> WORK ORDER
Which lines of the data hold the word "overflow"? Copy all of them.

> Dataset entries
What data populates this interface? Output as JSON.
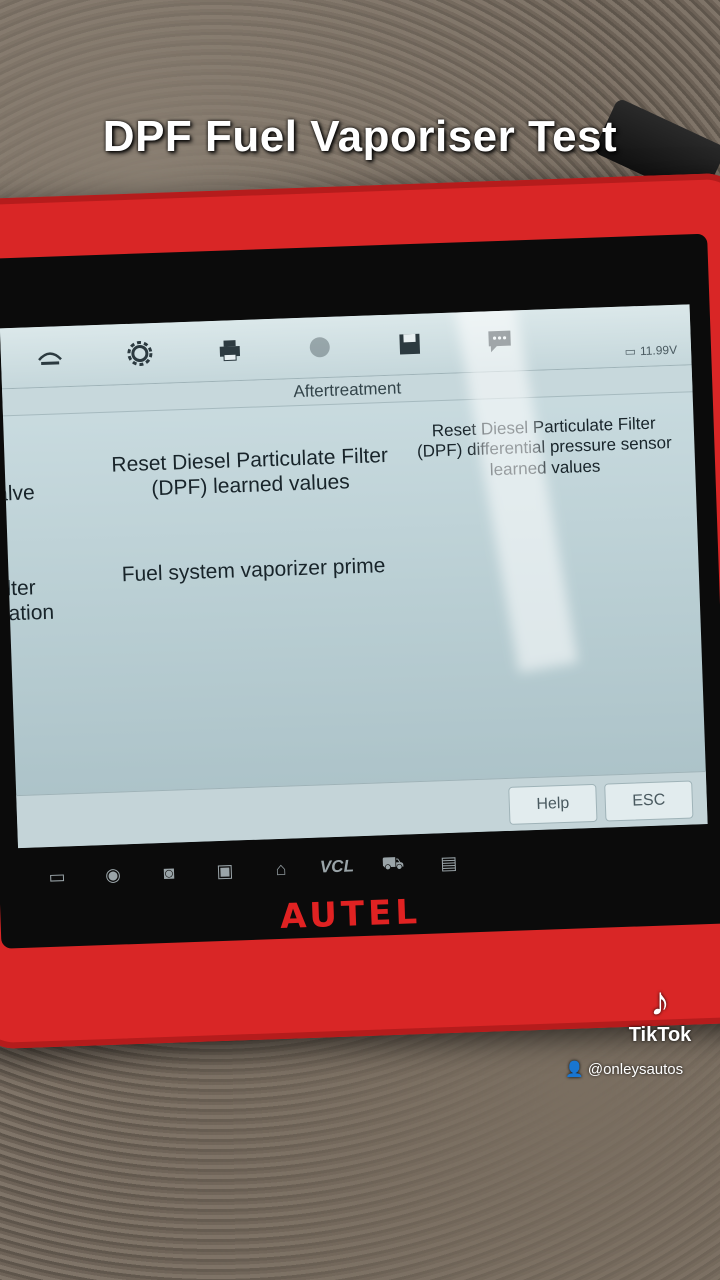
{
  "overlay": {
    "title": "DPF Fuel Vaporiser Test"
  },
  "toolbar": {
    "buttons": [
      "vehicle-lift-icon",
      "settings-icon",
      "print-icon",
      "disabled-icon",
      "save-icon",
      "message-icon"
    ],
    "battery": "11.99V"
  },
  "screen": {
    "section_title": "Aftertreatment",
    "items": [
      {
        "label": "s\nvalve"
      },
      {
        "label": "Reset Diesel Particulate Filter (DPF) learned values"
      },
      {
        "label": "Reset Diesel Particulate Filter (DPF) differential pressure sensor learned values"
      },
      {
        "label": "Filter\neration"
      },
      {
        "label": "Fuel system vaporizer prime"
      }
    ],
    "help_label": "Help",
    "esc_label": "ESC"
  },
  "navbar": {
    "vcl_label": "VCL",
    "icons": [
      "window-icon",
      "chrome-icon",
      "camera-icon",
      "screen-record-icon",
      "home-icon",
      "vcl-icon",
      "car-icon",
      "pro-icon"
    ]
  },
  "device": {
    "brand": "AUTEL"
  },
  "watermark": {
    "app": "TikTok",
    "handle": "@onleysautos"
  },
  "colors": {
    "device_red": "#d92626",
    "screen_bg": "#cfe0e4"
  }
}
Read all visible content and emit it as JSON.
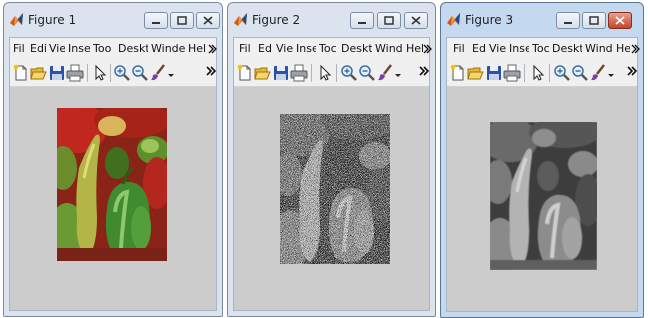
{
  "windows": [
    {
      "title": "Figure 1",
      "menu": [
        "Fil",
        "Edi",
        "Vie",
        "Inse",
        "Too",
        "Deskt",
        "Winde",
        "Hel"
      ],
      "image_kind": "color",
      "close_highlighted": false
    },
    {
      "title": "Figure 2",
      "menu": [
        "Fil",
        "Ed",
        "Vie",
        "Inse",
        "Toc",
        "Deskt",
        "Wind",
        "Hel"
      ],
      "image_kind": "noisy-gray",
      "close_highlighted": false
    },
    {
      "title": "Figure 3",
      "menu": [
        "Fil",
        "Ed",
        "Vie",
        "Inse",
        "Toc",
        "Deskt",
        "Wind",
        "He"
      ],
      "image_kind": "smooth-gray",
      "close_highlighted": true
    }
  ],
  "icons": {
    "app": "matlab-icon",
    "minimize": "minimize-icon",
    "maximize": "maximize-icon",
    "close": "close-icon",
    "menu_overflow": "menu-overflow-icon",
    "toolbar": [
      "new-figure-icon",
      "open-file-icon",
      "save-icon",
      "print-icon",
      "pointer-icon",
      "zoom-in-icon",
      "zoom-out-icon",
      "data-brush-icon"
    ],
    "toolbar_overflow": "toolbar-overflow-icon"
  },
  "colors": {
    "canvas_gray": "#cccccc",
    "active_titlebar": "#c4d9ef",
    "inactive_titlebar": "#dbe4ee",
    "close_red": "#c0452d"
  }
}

> SOLUTION TO THIS TASK
    "menu_overflow": "menu-overflow-icon",
    "toolbar_overflow": "toolbar-overflow-icon"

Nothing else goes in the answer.